▶ Your instructions
Using the listing below, report how many lines hold the word "this", and nothing else.

▶ Records shown
== == ==
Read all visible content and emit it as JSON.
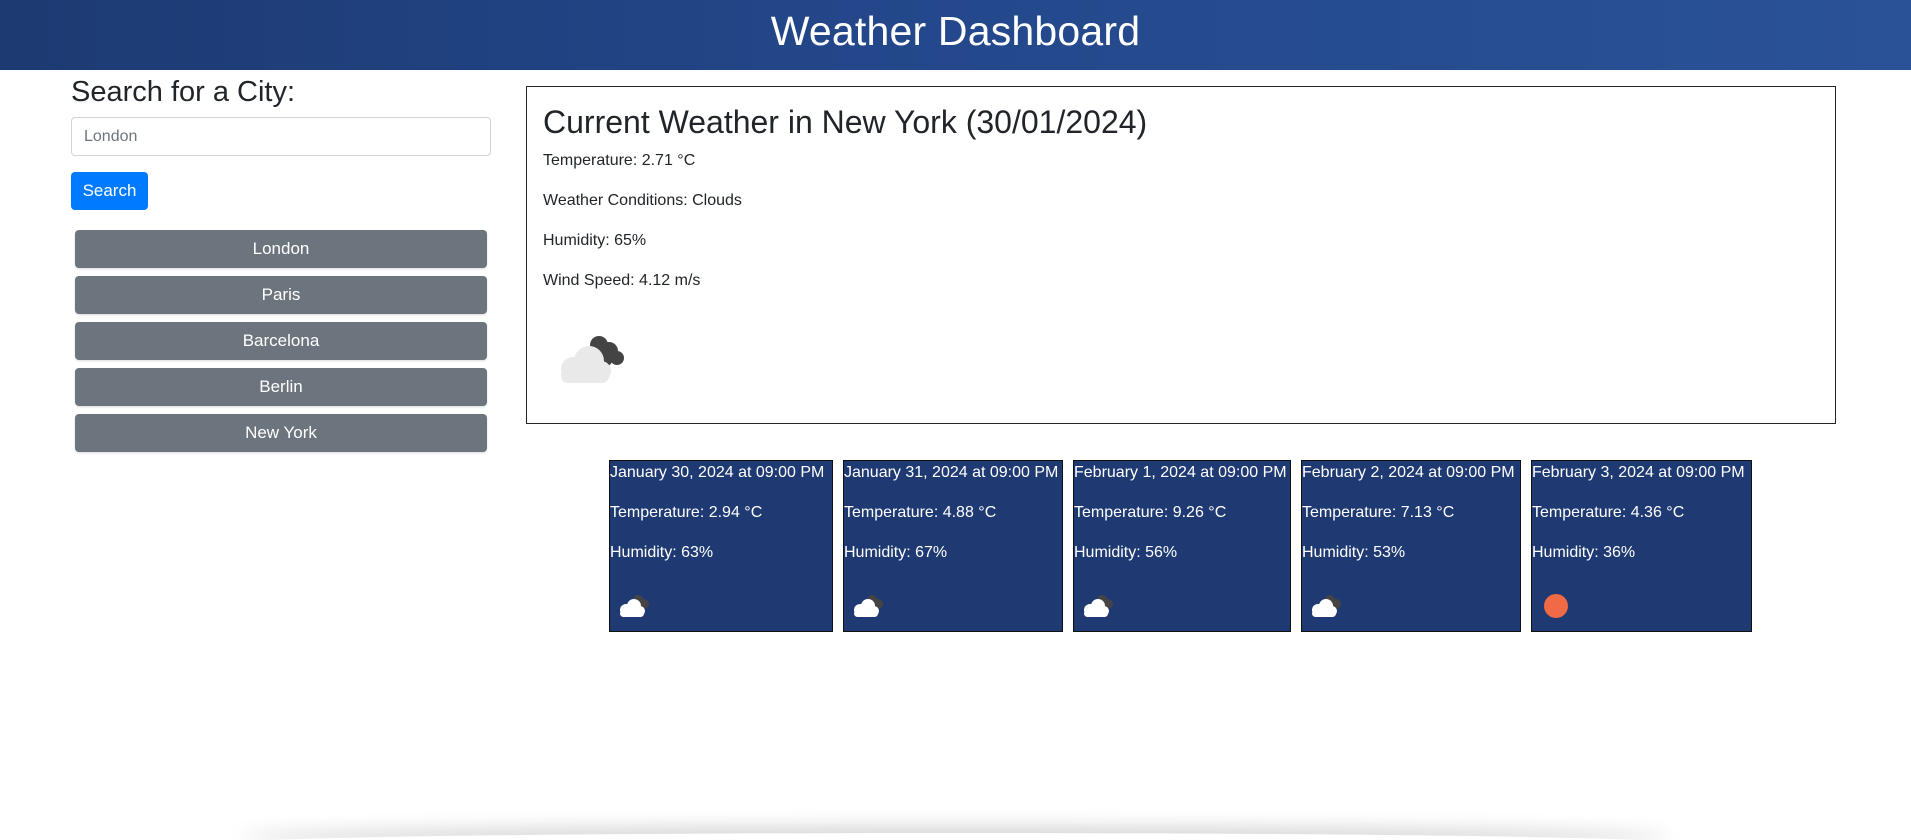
{
  "header": {
    "title": "Weather Dashboard"
  },
  "search": {
    "heading": "Search for a City:",
    "placeholder": "London",
    "button_label": "Search"
  },
  "history": [
    "London",
    "Paris",
    "Barcelona",
    "Berlin",
    "New York"
  ],
  "current": {
    "heading": "Current Weather in New York (30/01/2024)",
    "temperature": "Temperature: 2.71 °C",
    "conditions": "Weather Conditions: Clouds",
    "humidity": "Humidity: 65%",
    "wind": "Wind Speed: 4.12 m/s",
    "icon": "broken-clouds-icon"
  },
  "forecast": [
    {
      "date": "January 30, 2024 at 09:00 PM",
      "temperature": "Temperature: 2.94 °C",
      "humidity": "Humidity: 63%",
      "icon": "broken-clouds-icon"
    },
    {
      "date": "January 31, 2024 at 09:00 PM",
      "temperature": "Temperature: 4.88 °C",
      "humidity": "Humidity: 67%",
      "icon": "broken-clouds-icon"
    },
    {
      "date": "February 1, 2024 at 09:00 PM",
      "temperature": "Temperature: 9.26 °C",
      "humidity": "Humidity: 56%",
      "icon": "broken-clouds-icon"
    },
    {
      "date": "February 2, 2024 at 09:00 PM",
      "temperature": "Temperature: 7.13 °C",
      "humidity": "Humidity: 53%",
      "icon": "broken-clouds-icon"
    },
    {
      "date": "February 3, 2024 at 09:00 PM",
      "temperature": "Temperature: 4.36 °C",
      "humidity": "Humidity: 36%",
      "icon": "clear-sky-sun-icon"
    }
  ],
  "colors": {
    "header_start": "#1d3a72",
    "header_end": "#2a5296",
    "primary_button": "#007bff",
    "history_button": "#6c757d",
    "forecast_card": "#1f3a72",
    "sun": "#ef6a45"
  }
}
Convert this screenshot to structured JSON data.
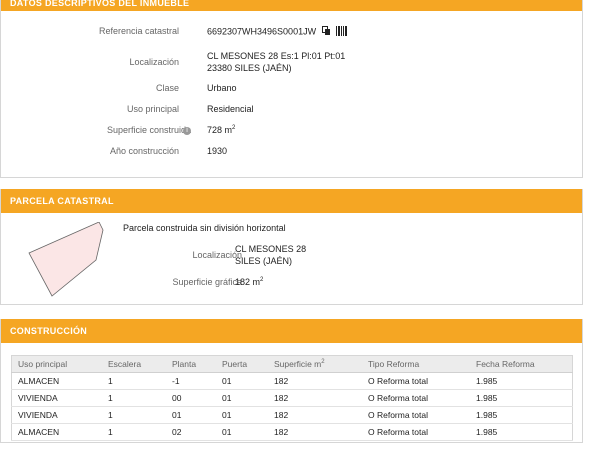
{
  "panel1": {
    "header": "DATOS DESCRIPTIVOS DEL INMUEBLE",
    "rows": [
      {
        "label": "Referencia catastral",
        "value": "6692307WH3496S0001JW"
      },
      {
        "label": "Localización",
        "value": "CL MESONES 28 Es:1 Pl:01 Pt:01",
        "value2": "23380 SILES (JAÉN)"
      },
      {
        "label": "Clase",
        "value": "Urbano"
      },
      {
        "label": "Uso principal",
        "value": "Residencial"
      },
      {
        "label": "Superficie construida",
        "value": "728 m"
      },
      {
        "label": "Año construcción",
        "value": "1930"
      }
    ]
  },
  "panel2": {
    "header": "PARCELA CATASTRAL",
    "title": "Parcela construida sin división horizontal",
    "loc_label": "Localización",
    "loc_value1": "CL MESONES 28",
    "loc_value2": "SILES (JAÉN)",
    "surf_label": "Superficie gráfica",
    "surf_value": "182 m"
  },
  "panel3": {
    "header": "CONSTRUCCIÓN",
    "columns": [
      "Uso principal",
      "Escalera",
      "Planta",
      "Puerta",
      "Superficie m",
      "Tipo Reforma",
      "Fecha Reforma"
    ],
    "rows": [
      [
        "ALMACEN",
        "1",
        "-1",
        "01",
        "182",
        "O Reforma total",
        "1.985"
      ],
      [
        "VIVIENDA",
        "1",
        "00",
        "01",
        "182",
        "O Reforma total",
        "1.985"
      ],
      [
        "VIVIENDA",
        "1",
        "01",
        "01",
        "182",
        "O Reforma total",
        "1.985"
      ],
      [
        "ALMACEN",
        "1",
        "02",
        "01",
        "182",
        "O Reforma total",
        "1.985"
      ]
    ]
  },
  "colors": {
    "accent": "#f5a623",
    "parcel_fill": "#fbe6e6"
  },
  "icons": {
    "copy": "copy-icon",
    "barcode": "barcode-icon",
    "info": "info-icon"
  }
}
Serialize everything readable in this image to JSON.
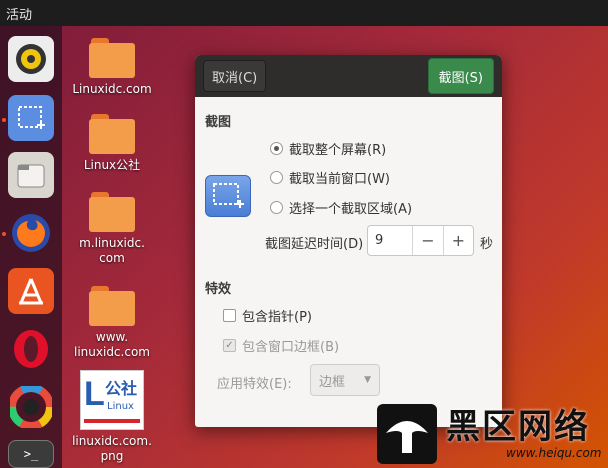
{
  "topbar": {
    "activities": "活动"
  },
  "desktop": {
    "items": [
      {
        "label": "Linuxidc.com"
      },
      {
        "label": "Linux公社"
      },
      {
        "label": "m.linuxidc.\ncom"
      },
      {
        "label": "www.\nlinuxidc.com"
      },
      {
        "label": "linuxidc.com.\npng"
      }
    ],
    "thumb_text": "公社",
    "thumb_sub": "Linux"
  },
  "dialog": {
    "cancel_label": "取消(C)",
    "capture_label": "截图(S)",
    "section_screenshot": "截图",
    "options": [
      {
        "label": "截取整个屏幕(R)",
        "checked": true
      },
      {
        "label": "截取当前窗口(W)",
        "checked": false
      },
      {
        "label": "选择一个截取区域(A)",
        "checked": false
      }
    ],
    "delay_label": "截图延迟时间(D)",
    "delay_value": "9",
    "delay_minus": "−",
    "delay_plus": "+",
    "delay_unit": "秒",
    "section_effects": "特效",
    "include_pointer": "包含指针(P)",
    "include_border": "包含窗口边框(B)",
    "apply_effect_label": "应用特效(E):",
    "effect_value": "边框"
  },
  "watermark": {
    "text": "黑区网络",
    "url": "www.heiqu.com"
  },
  "colors": {
    "accent_green": "#3a8a4c",
    "ubuntu_orange": "#e95420"
  }
}
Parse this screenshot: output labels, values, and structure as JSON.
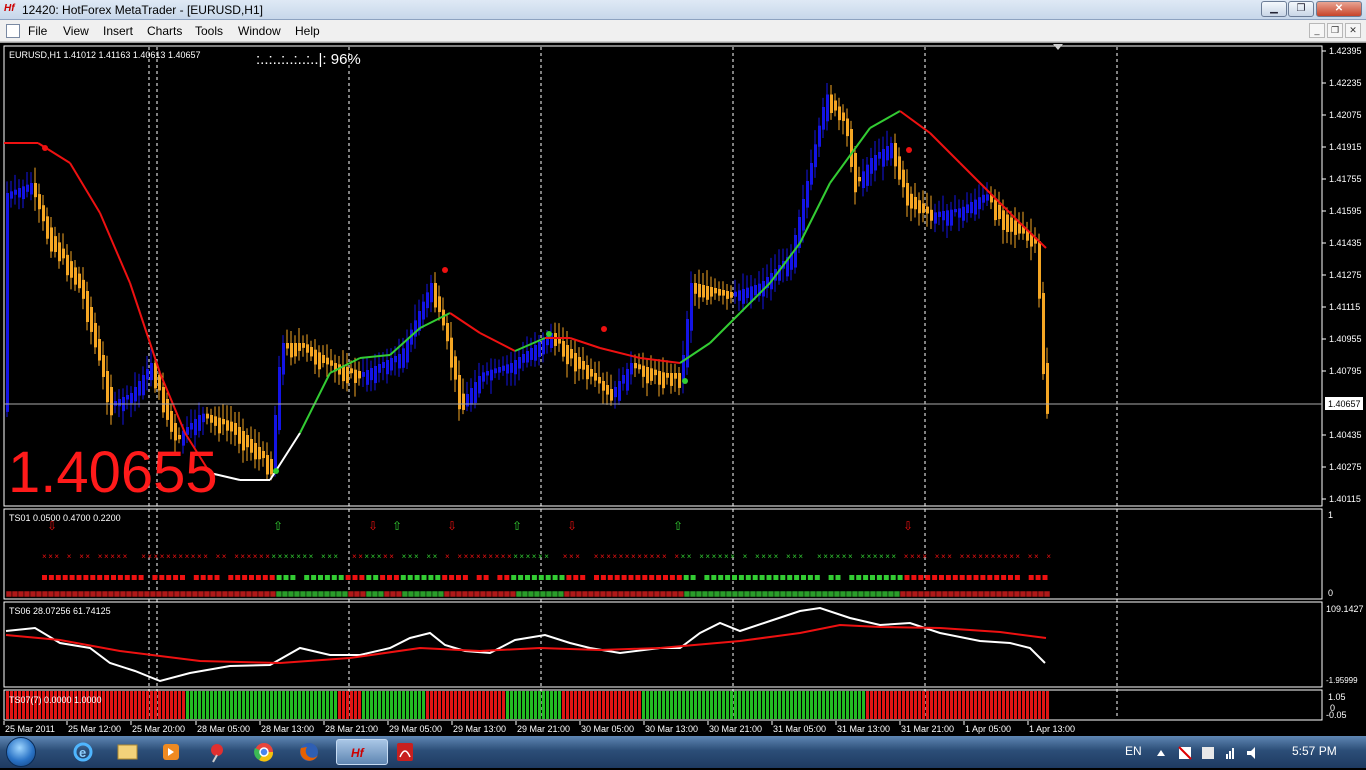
{
  "window": {
    "title": "12420: HotForex MetaTrader - [EURUSD,H1]",
    "logo_text": "Hf",
    "minimize_glyph": "▁",
    "restore_glyph": "❐",
    "close_glyph": "✕"
  },
  "menu": {
    "items": [
      "File",
      "View",
      "Insert",
      "Charts",
      "Tools",
      "Window",
      "Help"
    ],
    "mdi_minimize": "_",
    "mdi_restore": "❐",
    "mdi_close": "✕"
  },
  "chart": {
    "symbol_info": "EURUSD,H1  1.41012 1.41163 1.40613 1.40657",
    "progress_label": ":..:..:..:..:..|:  96%",
    "progress_percent": 96,
    "big_price": "1.40655",
    "current_price_label": "1.40657",
    "price_axis": [
      "1.42395",
      "1.42235",
      "1.42075",
      "1.41915",
      "1.41755",
      "1.41595",
      "1.41435",
      "1.41275",
      "1.41115",
      "1.40955",
      "1.40795",
      "1.40435",
      "1.40275",
      "1.40115"
    ],
    "time_axis": [
      "25 Mar 2011",
      "25 Mar 12:00",
      "25 Mar 20:00",
      "28 Mar 05:00",
      "28 Mar 13:00",
      "28 Mar 21:00",
      "29 Mar 05:00",
      "29 Mar 13:00",
      "29 Mar 21:00",
      "30 Mar 05:00",
      "30 Mar 13:00",
      "30 Mar 21:00",
      "31 Mar 05:00",
      "31 Mar 13:00",
      "31 Mar 21:00",
      "1 Apr 05:00",
      "1 Apr 13:00"
    ],
    "colors": {
      "bull": "#1414e6",
      "bear": "#f5a623",
      "ma_up": "#33cc33",
      "ma_down": "#ee1111",
      "grid": "#ffffff",
      "price_text": "#ff1a1a"
    }
  },
  "indicators": {
    "ts01": {
      "label": "TS01 0.0500 0.4700 0.2200",
      "axis_top": "1",
      "axis_bottom": "0"
    },
    "ts06": {
      "label": "TS06 28.07256 61.74125",
      "axis_top": "109.1427",
      "axis_bottom": "-1.95999"
    },
    "ts07": {
      "label": "TS07(7) 0.0000 1.0000",
      "axis_top": "1.05",
      "axis_mid": "0",
      "axis_bottom": "-0.05"
    }
  },
  "taskbar": {
    "language": "EN",
    "time": "5:57 PM",
    "apps": [
      "internet-explorer",
      "file-explorer",
      "media-player",
      "app-pin",
      "chrome",
      "firefox",
      "hotforex-metatrader",
      "acrobat-reader"
    ]
  }
}
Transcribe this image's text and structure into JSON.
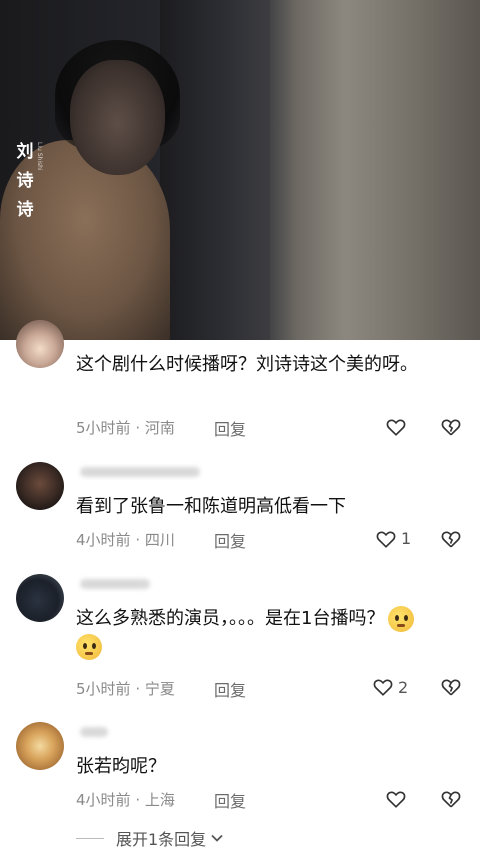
{
  "video": {
    "caption": "刘诗诗",
    "caption_en": "Liu Shishi"
  },
  "comments": [
    {
      "text": "这个剧什么时候播呀？刘诗诗这个美的呀。",
      "time": "5小时前",
      "location": "河南",
      "reply_label": "回复",
      "like_count": ""
    },
    {
      "text": "看到了张鲁一和陈道明高低看一下",
      "time": "4小时前",
      "location": "四川",
      "reply_label": "回复",
      "like_count": "1"
    },
    {
      "text": "这么多熟悉的演员，。。。是在1台播吗？",
      "time": "5小时前",
      "location": "宁夏",
      "reply_label": "回复",
      "like_count": "2"
    },
    {
      "text": "张若昀呢？",
      "time": "4小时前",
      "location": "上海",
      "reply_label": "回复",
      "like_count": ""
    }
  ],
  "expand_replies": "展开1条回复",
  "meta_separator": " · "
}
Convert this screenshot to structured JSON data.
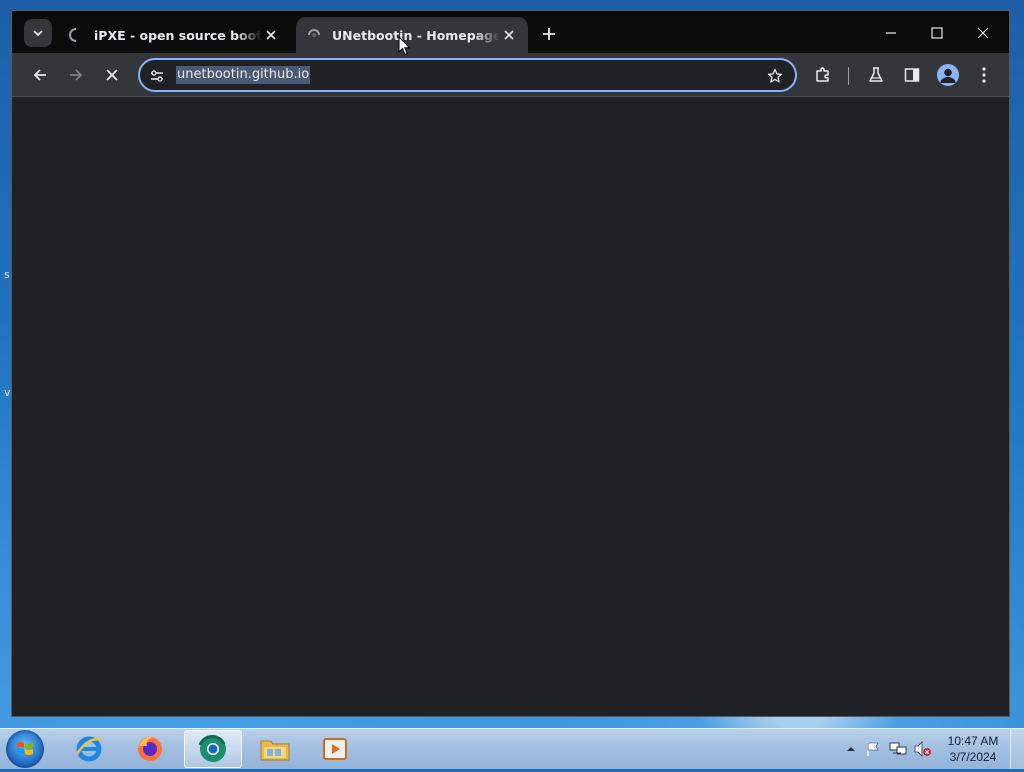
{
  "browser": {
    "tabs": [
      {
        "title": "iPXE - open source boot firmware",
        "state": "loading",
        "active": false
      },
      {
        "title": "UNetbootin - Homepage and Downloads",
        "state": "loading",
        "active": true
      }
    ],
    "new_tab_icon": "plus-icon",
    "window_controls": [
      "minimize-icon",
      "maximize-icon",
      "close-icon"
    ],
    "toolbar": {
      "back_icon": "arrow-left-icon",
      "forward_icon": "arrow-right-icon",
      "stop_icon": "close-icon",
      "site_info_icon": "tune-icon",
      "url": "unetbootin.github.io",
      "bookmark_icon": "star-icon",
      "extensions_icon": "puzzle-icon",
      "labs_icon": "flask-icon",
      "side_panel_icon": "side-panel-icon",
      "profile_icon": "avatar-icon",
      "menu_icon": "kebab-menu-icon"
    },
    "content_background": "#202124",
    "accent": "#8ab4f8"
  },
  "desktop": {
    "edge_glyphs": [
      "s",
      "v"
    ]
  },
  "taskbar": {
    "apps": [
      "internet-explorer-icon",
      "firefox-icon",
      "chrome-icon",
      "file-explorer-icon",
      "media-player-icon"
    ],
    "active_app": "chrome-icon",
    "tray": [
      "show-hidden-icons",
      "flag-icon",
      "network-icon",
      "volume-muted-icon"
    ],
    "clock": {
      "time": "10:47 AM",
      "date": "3/7/2024"
    }
  }
}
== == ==
▶ Output below
5